§ **ASSIGNMENT**
Every line below containing the word "text" should be found and copied.

§ **AVAILABLE RECORDS**
-=-=-=-=-

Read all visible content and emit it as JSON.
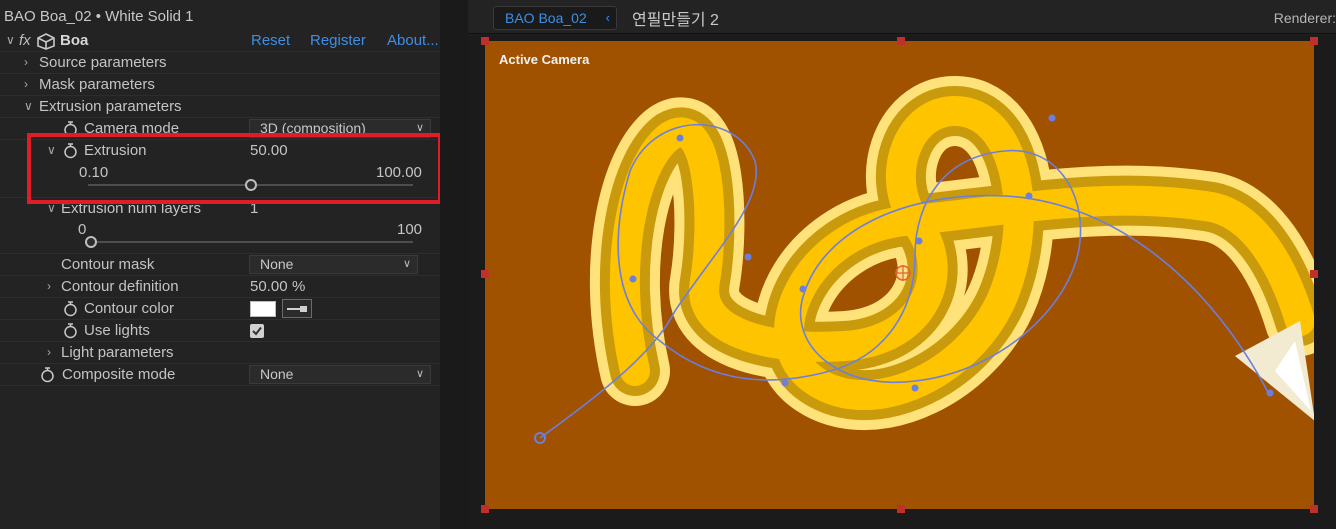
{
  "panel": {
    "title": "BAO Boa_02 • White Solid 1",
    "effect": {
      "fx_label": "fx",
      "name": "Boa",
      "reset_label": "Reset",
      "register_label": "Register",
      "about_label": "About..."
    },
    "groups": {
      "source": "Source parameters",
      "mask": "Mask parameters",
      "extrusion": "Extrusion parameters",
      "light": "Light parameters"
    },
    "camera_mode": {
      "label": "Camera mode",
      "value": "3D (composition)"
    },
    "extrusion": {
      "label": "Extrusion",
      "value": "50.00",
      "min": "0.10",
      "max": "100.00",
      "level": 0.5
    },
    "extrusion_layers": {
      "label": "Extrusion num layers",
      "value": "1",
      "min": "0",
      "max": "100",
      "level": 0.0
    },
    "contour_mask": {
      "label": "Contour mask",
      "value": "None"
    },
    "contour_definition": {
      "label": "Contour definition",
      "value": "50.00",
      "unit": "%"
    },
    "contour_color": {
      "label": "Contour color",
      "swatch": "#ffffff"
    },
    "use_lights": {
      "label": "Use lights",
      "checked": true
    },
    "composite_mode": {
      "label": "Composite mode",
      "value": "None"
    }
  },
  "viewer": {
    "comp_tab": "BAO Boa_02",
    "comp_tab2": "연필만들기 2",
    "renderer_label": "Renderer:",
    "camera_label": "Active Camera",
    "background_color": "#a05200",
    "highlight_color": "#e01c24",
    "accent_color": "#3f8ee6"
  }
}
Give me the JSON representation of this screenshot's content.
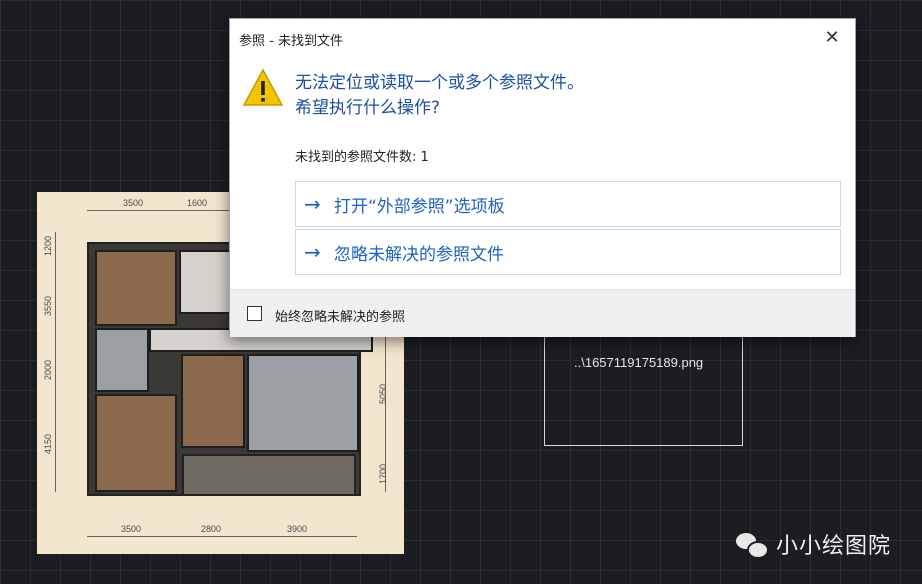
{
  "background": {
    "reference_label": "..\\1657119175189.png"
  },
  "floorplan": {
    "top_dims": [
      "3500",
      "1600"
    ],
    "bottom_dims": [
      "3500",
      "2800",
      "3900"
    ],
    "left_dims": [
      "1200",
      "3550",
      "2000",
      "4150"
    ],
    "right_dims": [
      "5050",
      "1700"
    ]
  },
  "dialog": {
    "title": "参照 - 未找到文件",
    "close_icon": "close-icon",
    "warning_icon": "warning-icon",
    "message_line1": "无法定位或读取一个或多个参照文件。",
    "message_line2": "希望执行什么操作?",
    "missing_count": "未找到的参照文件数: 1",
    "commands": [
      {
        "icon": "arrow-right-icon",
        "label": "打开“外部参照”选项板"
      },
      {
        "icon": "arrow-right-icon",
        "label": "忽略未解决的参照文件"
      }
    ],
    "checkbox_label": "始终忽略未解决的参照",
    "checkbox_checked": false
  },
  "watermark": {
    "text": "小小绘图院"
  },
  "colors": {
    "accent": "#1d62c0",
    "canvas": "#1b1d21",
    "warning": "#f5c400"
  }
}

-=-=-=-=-

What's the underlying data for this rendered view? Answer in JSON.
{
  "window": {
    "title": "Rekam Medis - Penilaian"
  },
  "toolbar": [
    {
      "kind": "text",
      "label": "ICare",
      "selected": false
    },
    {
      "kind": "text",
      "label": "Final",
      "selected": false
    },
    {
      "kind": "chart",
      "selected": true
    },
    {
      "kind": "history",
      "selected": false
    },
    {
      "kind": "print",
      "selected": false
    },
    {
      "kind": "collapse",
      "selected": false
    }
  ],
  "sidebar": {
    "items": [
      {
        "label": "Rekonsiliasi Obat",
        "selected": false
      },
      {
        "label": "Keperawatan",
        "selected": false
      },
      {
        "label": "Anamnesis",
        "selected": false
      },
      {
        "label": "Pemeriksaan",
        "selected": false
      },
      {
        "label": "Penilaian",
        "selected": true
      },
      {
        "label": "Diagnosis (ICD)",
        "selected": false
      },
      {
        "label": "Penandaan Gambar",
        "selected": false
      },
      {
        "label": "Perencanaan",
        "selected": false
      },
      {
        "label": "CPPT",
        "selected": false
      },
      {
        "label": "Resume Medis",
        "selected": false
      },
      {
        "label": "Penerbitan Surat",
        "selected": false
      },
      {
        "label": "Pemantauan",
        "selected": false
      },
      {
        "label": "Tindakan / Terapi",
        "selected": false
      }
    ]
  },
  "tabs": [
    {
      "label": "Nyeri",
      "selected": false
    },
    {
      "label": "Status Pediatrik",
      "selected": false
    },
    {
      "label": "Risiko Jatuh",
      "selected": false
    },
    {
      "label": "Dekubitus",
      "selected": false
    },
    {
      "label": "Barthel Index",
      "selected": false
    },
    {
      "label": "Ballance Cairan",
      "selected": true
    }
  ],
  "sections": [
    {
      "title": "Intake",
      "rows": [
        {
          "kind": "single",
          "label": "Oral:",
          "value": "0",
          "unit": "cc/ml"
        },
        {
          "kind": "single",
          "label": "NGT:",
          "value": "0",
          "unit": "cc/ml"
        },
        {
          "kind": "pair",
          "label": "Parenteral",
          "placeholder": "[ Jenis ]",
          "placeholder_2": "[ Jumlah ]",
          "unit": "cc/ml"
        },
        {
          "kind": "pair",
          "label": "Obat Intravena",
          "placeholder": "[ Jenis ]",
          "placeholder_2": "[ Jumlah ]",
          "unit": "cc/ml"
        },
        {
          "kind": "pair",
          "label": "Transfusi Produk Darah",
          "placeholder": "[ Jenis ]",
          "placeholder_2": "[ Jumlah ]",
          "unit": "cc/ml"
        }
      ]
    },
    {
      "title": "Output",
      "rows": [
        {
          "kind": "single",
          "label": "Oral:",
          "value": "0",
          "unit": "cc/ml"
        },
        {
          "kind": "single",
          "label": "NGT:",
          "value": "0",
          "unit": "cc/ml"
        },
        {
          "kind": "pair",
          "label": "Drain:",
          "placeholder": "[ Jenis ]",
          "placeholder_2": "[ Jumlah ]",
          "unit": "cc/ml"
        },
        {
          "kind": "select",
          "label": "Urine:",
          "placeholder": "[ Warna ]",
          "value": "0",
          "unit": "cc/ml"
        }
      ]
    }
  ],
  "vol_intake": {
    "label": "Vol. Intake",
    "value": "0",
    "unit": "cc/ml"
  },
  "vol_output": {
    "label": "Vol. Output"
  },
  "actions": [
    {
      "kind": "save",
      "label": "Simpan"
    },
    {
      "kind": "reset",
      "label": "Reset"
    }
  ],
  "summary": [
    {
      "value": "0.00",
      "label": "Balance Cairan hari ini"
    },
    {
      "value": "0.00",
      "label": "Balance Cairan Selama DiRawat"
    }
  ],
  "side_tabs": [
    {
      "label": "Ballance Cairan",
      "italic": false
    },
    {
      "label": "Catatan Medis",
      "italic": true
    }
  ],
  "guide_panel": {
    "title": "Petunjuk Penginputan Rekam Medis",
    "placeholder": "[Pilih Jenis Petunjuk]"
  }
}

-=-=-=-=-

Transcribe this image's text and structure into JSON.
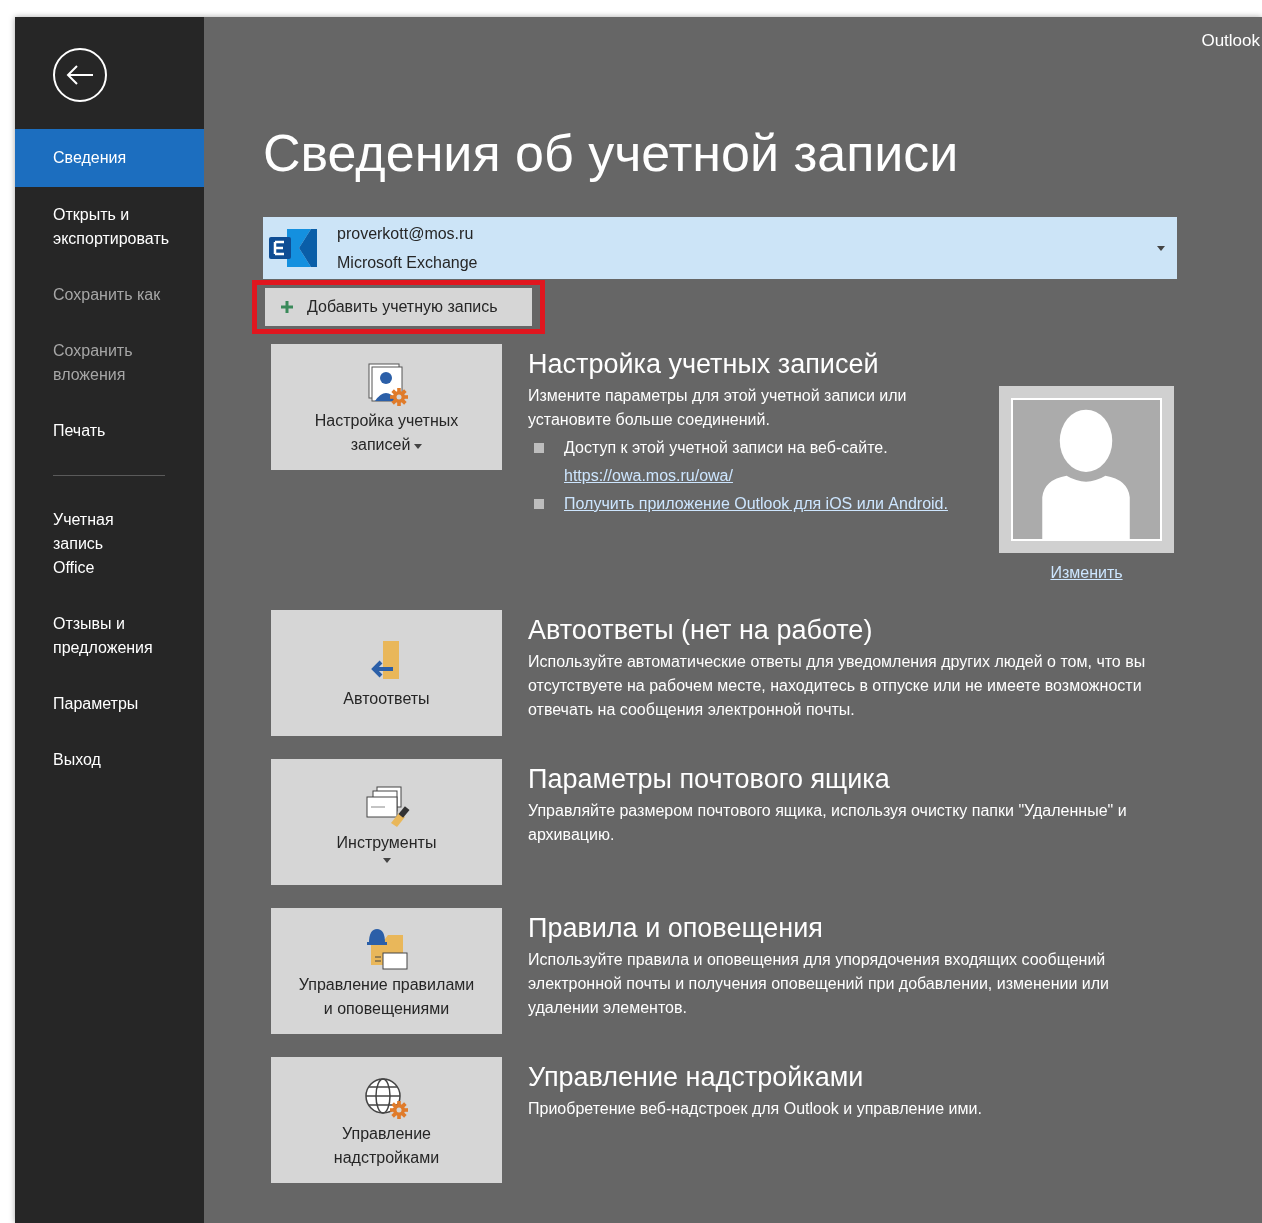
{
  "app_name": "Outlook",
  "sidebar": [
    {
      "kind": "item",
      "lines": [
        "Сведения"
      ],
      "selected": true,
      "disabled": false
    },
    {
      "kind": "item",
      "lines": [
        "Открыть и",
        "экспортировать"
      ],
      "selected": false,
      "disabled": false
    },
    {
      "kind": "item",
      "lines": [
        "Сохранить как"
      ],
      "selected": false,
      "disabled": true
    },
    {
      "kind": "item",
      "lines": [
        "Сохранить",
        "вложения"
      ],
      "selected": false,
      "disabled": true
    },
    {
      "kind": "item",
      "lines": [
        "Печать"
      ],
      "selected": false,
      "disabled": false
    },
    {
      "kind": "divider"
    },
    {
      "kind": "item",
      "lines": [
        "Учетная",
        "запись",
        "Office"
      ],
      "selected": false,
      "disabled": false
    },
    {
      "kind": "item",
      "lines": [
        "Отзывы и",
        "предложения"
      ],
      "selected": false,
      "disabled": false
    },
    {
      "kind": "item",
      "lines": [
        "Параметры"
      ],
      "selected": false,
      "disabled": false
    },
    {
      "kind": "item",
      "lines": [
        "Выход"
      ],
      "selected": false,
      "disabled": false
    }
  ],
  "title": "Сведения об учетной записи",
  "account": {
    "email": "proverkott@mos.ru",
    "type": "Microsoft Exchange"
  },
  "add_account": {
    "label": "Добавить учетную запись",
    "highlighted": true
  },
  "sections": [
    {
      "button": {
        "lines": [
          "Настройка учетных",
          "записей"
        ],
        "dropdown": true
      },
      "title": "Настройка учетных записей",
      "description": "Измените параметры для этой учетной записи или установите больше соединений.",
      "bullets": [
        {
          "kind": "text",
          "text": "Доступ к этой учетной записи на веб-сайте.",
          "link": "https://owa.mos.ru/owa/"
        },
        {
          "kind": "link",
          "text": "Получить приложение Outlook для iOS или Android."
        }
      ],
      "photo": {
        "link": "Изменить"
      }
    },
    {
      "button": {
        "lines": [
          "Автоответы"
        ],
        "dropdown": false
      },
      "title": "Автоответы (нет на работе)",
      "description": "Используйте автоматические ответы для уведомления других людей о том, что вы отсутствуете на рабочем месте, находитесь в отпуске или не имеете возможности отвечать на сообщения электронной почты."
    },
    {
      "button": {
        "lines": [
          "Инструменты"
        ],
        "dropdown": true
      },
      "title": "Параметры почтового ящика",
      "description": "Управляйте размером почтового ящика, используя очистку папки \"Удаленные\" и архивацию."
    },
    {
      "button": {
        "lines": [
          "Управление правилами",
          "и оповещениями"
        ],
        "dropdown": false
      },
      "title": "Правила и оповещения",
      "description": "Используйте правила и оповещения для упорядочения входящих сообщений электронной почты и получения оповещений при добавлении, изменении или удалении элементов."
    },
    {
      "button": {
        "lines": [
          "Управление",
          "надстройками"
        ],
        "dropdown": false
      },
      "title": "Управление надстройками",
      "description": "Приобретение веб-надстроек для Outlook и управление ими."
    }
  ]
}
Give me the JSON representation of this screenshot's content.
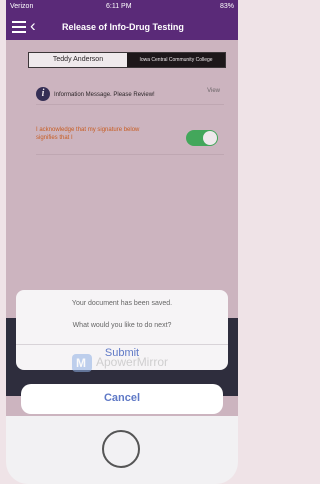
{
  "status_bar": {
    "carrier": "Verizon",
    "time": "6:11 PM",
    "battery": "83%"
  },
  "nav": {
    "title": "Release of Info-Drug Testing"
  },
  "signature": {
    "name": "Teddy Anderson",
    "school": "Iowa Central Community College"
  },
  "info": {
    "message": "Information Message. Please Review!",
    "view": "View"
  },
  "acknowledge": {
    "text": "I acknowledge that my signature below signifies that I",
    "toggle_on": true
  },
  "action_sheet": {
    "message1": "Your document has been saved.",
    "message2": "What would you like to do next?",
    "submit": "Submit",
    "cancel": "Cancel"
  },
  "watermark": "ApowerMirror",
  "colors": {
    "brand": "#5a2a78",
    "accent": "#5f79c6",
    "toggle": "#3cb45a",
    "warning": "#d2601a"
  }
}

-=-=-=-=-

§ **SOLUTION TO THIS TASK**
    "text": "小小绘图院"
      "kind": "text",
      "kind": "text",
Transcribe this image's text and structure into JSON.
          "kind": "text",
          "text": "Доступ к этой учетной записи на веб-сайте.",
          "text": "Получить приложение Outlook для iOS или Android."
    "text": "I acknowledge that my signature below signifies that I",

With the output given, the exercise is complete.